Task details » From the entries below, copy every line where the string "Tiêu" appears.

Task material »
########
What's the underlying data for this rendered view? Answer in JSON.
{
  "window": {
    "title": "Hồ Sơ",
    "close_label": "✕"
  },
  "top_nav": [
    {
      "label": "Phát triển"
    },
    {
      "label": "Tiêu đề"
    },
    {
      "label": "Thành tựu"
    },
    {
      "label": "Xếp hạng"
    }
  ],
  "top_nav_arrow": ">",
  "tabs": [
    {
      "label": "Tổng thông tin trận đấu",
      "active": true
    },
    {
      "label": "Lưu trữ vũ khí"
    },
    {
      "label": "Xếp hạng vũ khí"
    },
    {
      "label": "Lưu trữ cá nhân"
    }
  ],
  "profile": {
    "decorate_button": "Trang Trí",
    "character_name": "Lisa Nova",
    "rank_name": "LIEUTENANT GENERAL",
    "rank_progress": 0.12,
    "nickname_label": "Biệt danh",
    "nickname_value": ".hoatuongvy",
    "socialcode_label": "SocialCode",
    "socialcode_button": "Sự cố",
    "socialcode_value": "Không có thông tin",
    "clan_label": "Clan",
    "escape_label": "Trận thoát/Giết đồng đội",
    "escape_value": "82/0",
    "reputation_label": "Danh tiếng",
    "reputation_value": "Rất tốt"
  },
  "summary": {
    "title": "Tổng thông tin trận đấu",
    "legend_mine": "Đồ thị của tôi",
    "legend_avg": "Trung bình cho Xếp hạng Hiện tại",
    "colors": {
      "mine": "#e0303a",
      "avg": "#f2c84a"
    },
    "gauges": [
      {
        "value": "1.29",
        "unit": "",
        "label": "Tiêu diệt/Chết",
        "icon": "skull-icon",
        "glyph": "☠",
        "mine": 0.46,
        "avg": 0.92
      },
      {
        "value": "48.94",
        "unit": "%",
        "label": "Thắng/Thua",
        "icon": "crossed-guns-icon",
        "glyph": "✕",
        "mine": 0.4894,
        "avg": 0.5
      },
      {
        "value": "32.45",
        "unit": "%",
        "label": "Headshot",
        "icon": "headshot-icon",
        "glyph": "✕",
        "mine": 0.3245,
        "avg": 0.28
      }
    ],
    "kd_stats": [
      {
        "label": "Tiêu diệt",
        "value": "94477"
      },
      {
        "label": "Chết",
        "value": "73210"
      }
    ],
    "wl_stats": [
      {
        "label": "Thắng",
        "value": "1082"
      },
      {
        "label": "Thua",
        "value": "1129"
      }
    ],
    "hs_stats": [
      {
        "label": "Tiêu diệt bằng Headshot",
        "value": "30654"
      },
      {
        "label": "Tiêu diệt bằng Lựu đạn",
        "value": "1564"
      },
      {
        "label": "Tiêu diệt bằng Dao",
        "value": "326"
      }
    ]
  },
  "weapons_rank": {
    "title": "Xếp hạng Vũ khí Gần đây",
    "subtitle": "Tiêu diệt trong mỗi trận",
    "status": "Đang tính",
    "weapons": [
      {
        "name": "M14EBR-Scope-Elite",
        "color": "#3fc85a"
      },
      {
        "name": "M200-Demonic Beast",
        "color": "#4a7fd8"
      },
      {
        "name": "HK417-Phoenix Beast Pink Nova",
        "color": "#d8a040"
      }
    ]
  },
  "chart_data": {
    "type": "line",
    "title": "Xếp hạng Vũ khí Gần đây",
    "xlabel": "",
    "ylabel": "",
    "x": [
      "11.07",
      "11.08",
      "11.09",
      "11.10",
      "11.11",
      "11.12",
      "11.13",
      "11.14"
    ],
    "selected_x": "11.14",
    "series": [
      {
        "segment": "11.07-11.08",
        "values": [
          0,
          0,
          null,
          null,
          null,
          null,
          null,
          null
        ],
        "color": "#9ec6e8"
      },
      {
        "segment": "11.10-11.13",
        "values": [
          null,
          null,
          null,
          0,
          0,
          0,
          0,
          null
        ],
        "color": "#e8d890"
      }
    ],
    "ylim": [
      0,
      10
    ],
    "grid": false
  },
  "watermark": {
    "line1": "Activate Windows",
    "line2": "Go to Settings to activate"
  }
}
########
The answer »
      "label": "Tiêu đề"
        "label": "Tiêu diệt/Chết",
        "label": "Tiêu diệt",
        "label": "Tiêu diệt bằng Headshot",
        "label": "Tiêu diệt bằng Lựu đạn",
        "label": "Tiêu diệt bằng Dao",
    "subtitle": "Tiêu diệt trong mỗi trận",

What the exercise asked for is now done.